Problem statement:
Read through the records. Copy each line that has the word "Minnesota".

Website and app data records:
-- Opening Marker --
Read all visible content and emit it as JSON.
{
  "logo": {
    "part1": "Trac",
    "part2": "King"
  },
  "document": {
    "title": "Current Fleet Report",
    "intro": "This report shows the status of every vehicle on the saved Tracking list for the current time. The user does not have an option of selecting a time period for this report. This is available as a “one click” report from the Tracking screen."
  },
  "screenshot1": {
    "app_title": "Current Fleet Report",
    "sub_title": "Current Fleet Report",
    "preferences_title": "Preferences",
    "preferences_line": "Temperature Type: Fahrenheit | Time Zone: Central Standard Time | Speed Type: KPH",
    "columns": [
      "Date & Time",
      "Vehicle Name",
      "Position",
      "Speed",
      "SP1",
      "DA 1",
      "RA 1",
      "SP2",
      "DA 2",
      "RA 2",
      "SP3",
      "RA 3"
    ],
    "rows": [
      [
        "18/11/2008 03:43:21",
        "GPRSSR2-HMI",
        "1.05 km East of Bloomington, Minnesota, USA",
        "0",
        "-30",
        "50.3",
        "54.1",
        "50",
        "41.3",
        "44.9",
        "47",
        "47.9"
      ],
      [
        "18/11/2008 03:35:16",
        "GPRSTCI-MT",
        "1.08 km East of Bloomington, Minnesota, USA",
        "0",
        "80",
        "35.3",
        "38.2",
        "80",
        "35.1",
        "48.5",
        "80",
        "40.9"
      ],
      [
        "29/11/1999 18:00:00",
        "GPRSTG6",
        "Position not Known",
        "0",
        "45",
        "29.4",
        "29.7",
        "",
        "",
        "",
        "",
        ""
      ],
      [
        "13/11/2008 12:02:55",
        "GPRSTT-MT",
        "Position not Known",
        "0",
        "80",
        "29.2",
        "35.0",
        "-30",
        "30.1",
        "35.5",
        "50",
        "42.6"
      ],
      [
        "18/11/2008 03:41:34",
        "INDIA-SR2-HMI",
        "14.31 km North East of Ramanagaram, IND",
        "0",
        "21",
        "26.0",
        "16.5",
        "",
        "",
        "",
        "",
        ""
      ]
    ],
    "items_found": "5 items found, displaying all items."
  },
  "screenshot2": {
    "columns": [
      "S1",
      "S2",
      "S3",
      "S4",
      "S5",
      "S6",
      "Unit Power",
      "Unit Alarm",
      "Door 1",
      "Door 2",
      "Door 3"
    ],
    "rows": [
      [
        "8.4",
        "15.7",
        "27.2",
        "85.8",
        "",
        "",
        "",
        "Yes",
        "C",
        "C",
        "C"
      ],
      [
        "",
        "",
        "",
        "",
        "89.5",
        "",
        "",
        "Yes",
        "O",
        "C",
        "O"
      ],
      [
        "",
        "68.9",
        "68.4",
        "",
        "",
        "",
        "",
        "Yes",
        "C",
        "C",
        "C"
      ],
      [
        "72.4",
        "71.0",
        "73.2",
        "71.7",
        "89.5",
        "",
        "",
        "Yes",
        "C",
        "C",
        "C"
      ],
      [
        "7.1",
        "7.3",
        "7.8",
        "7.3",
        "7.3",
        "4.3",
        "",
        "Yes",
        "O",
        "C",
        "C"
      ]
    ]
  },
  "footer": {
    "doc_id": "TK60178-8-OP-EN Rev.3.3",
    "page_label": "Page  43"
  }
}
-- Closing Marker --
Your solution:
        "1.05 km East of Bloomington, Minnesota, USA",
        "1.08 km East of Bloomington, Minnesota, USA",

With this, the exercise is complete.